RBS estimated that the downgrade could mean it would need to find an extra £9bn in collateral for its debts.
Lloyds said it believed that the change would have “limited impact on our funding costs and market capacity”.
In the US, Citigroup said it “strongly disagrees” with Moody’s decision.
Of the banks downgraded, four were cut by one notch on Moody’s ranking scale, including HSBC, Royal Bank of Scotland, and also Lloyds.
A further 10 banks had their rating reduced by two notches, including Barclays. Credit Suisse was lowered by three notches.
Moody’s separates the 15 banks into three groupings, relative to its assessment of their resilience to any global financial market turmoil.
It puts HSBC in its strongest “first group”, together with Royal Bank of Canada and JP Morgan.
Moody’s says these banks have “stronger buffers” than many of their peers, and “generally more stable businesses”.
Barclays is in its “second group” of banks which Moody’s says faces “sometimes adverse factors”. Other banks at this level are BNP Paribas and Goldman Sachs.
RBS is in the bottom “third group”, which comprises banks which “have been affected by problems in risk management, or have a history of high volatility”. Other banks in this grouping include Bank of America and Citigroup.
A new technology that will enable people to withdraw money from cash machines (ATM’s) using their smartphone has been unveiled.
Customers who use the Royal Bank of Scotland (RBS) or NatWest mobile banking app can now request cash, up to £100 ($160), via their smartphone.
They are given a six-digit code to enter into an ATM to release the cash.
A similar system has been developed by cash machine operator NCR. This requires users to scan a barcode to withdraw the money.
The services are the latest developments in a long-predicted move towards the smartphone becoming a digital wallet.
Customers who use the Royal Bank of Scotland (RBS) or NatWest mobile banking app can now request cash, up to £100 ($160), via their smartphone
RBS said that its new system would help customers who had forgotten their bank cards, or who wished to send cash to family members in a hurry.
It would also allow the people to leave their wallets at home in favor of taking a mobile phone, it suggested.
“It is a really simple and secure way to help our customers get cash whenever and wherever they need it,” said Ben Green, head of mobile at RBS and NatWest.
The service is available to customers who have downloaded the bank’s free app and use the 8,000 RBS, NatWest or Tesco branded ATMs in the UK. Some 2.6 million people have installed it on their smartphone so far, the bank said.
At present, customers using a card can withdraw up to £300 ($480). Initially the limit on the cardless withdrawal will be £100 ($160).
Access to the app requires a password, and the withdrawal code will be hidden until the user taps the screen.

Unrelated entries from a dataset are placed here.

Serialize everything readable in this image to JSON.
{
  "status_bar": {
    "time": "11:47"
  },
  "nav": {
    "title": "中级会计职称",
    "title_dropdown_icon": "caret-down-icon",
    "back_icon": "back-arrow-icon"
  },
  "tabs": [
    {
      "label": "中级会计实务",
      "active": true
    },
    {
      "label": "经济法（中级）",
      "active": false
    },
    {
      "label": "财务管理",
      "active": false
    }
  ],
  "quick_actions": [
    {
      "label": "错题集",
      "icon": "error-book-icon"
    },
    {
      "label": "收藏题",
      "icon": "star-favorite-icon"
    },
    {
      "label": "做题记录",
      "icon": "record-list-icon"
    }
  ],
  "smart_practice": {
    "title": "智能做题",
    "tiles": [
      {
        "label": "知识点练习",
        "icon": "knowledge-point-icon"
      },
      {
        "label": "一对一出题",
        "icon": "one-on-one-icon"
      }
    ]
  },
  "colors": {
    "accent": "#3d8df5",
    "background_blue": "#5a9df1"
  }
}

This is aimed at preventing thieves from looking over the user’s shoulder to steal the code.
The system is an extension of a RBS service that allowed people whose card had been stolen to access emergency cash from an ATM.
The bank is also unveiling a system which allows customers to make charity donations at its ATMs.
In a separate development, NCR has announced that it has developed software that allows people to scan a barcode on their smartphone at an ATM to release an amount entered in their smartphone.
It is looking for banks and building societies to adopt the software.